> Required work
Read the data below. Every line holding the string "callout" must be copied.

*** Block opens ***

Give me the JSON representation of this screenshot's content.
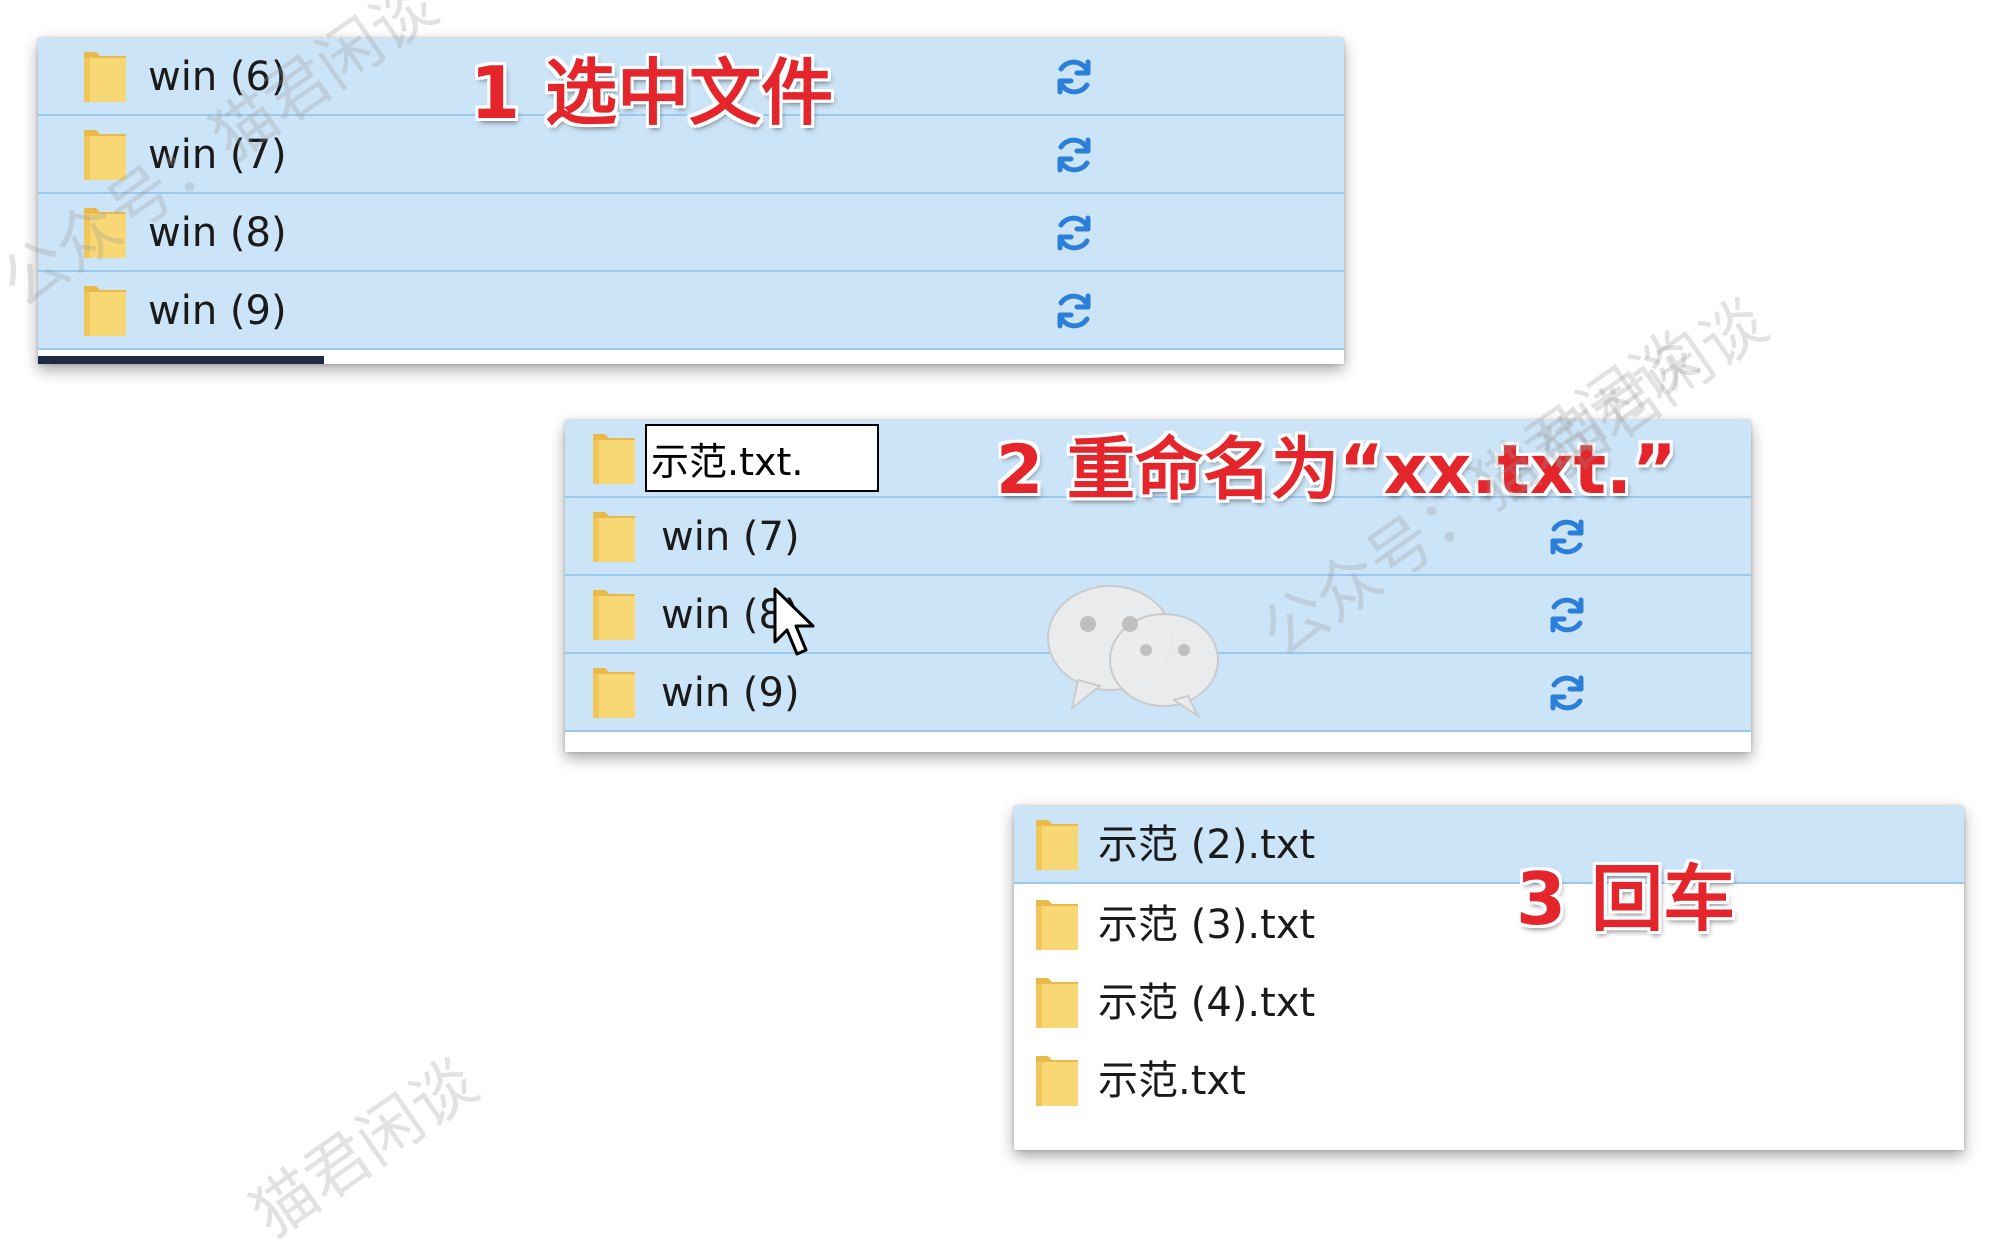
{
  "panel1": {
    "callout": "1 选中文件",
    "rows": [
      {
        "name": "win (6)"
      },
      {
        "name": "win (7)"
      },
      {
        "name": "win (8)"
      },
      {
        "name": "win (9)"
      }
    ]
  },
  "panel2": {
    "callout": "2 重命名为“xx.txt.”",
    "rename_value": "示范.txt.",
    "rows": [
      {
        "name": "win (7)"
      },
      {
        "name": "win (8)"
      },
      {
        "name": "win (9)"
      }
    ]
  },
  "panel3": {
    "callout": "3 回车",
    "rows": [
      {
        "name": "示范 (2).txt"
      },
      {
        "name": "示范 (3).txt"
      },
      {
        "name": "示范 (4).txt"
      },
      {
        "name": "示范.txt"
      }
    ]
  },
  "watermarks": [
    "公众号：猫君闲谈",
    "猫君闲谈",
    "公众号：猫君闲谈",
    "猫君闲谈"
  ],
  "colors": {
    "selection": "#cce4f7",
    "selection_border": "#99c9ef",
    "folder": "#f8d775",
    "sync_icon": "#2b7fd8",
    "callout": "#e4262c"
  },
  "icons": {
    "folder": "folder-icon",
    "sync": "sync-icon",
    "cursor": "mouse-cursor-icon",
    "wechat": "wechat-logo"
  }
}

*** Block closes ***

> Solved exercise
    "callout": "1 选中文件",
    "callout": "2 重命名为“xx.txt.”",
    "callout": "3 回车",
    "callout": "#e4262c"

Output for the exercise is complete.